● **Description of the task**:
Exclude all pictures, then copy each of the records exactly as written.

● **Available data**:
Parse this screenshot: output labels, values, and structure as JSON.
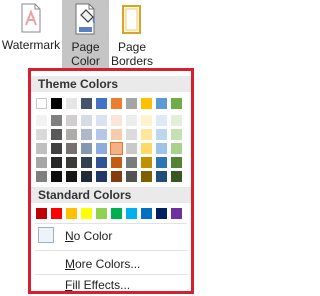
{
  "ribbon": {
    "watermark_label": "Watermark",
    "page_color_label_1": "Page",
    "page_color_label_2": "Color",
    "page_borders_label_1": "Page",
    "page_borders_label_2": "Borders"
  },
  "dropdown": {
    "theme_colors_title": "Theme Colors",
    "standard_colors_title": "Standard Colors",
    "theme_top_row": [
      "#ffffff",
      "#000000",
      "#e7e6e6",
      "#44546a",
      "#4472c4",
      "#ed7d31",
      "#a5a5a5",
      "#ffc000",
      "#5b9bd5",
      "#70ad47"
    ],
    "theme_shades": [
      [
        "#f2f2f2",
        "#7f7f7f",
        "#d0cece",
        "#d6dce5",
        "#d9e2f3",
        "#fbe5d6",
        "#ededed",
        "#fff2cc",
        "#deebf7",
        "#e2f0d9"
      ],
      [
        "#d9d9d9",
        "#595959",
        "#aeabab",
        "#adb9ca",
        "#b4c7e7",
        "#f8cbad",
        "#dbdbdb",
        "#ffe699",
        "#bdd7ee",
        "#c5e0b4"
      ],
      [
        "#bfbfbf",
        "#404040",
        "#757171",
        "#8497b0",
        "#8faadc",
        "#f4b183",
        "#c9c9c9",
        "#ffd966",
        "#9dc3e6",
        "#a9d18e"
      ],
      [
        "#a6a6a6",
        "#262626",
        "#3b3838",
        "#323f4f",
        "#2f5597",
        "#c55a11",
        "#7b7b7b",
        "#bf9000",
        "#2e75b6",
        "#548235"
      ],
      [
        "#7f7f7f",
        "#0d0d0d",
        "#171616",
        "#222a35",
        "#203864",
        "#843c0c",
        "#525252",
        "#7f6000",
        "#1f4e79",
        "#385723"
      ]
    ],
    "standard_colors": [
      "#c00000",
      "#ff0000",
      "#ffc000",
      "#ffff00",
      "#92d050",
      "#00b050",
      "#00b0f0",
      "#0070c0",
      "#002060",
      "#7030a0"
    ],
    "selected_swatch": "theme-shade-2-5",
    "no_color_label": "No Color",
    "more_colors_label": "More Colors...",
    "fill_effects_label": "Fill Effects..."
  }
}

● **Output**:
Parse this screenshot: output labels, values, and structure as JSON.
{
  "ribbon": {
    "watermark_label": "Watermark",
    "page_color_label_1": "Page",
    "page_color_label_2": "Color",
    "page_borders_label_1": "Page",
    "page_borders_label_2": "Borders"
  },
  "dropdown": {
    "theme_colors_title": "Theme Colors",
    "standard_colors_title": "Standard Colors",
    "theme_top_row": [
      "#ffffff",
      "#000000",
      "#e7e6e6",
      "#44546a",
      "#4472c4",
      "#ed7d31",
      "#a5a5a5",
      "#ffc000",
      "#5b9bd5",
      "#70ad47"
    ],
    "theme_shades": [
      [
        "#f2f2f2",
        "#7f7f7f",
        "#d0cece",
        "#d6dce5",
        "#d9e2f3",
        "#fbe5d6",
        "#ededed",
        "#fff2cc",
        "#deebf7",
        "#e2f0d9"
      ],
      [
        "#d9d9d9",
        "#595959",
        "#aeabab",
        "#adb9ca",
        "#b4c7e7",
        "#f8cbad",
        "#dbdbdb",
        "#ffe699",
        "#bdd7ee",
        "#c5e0b4"
      ],
      [
        "#bfbfbf",
        "#404040",
        "#757171",
        "#8497b0",
        "#8faadc",
        "#f4b183",
        "#c9c9c9",
        "#ffd966",
        "#9dc3e6",
        "#a9d18e"
      ],
      [
        "#a6a6a6",
        "#262626",
        "#3b3838",
        "#323f4f",
        "#2f5597",
        "#c55a11",
        "#7b7b7b",
        "#bf9000",
        "#2e75b6",
        "#548235"
      ],
      [
        "#7f7f7f",
        "#0d0d0d",
        "#171616",
        "#222a35",
        "#203864",
        "#843c0c",
        "#525252",
        "#7f6000",
        "#1f4e79",
        "#385723"
      ]
    ],
    "standard_colors": [
      "#c00000",
      "#ff0000",
      "#ffc000",
      "#ffff00",
      "#92d050",
      "#00b050",
      "#00b0f0",
      "#0070c0",
      "#002060",
      "#7030a0"
    ],
    "selected_swatch": "theme-shade-2-5",
    "no_color_label": "No Color",
    "more_colors_label": "More Colors...",
    "fill_effects_label": "Fill Effects..."
  }
}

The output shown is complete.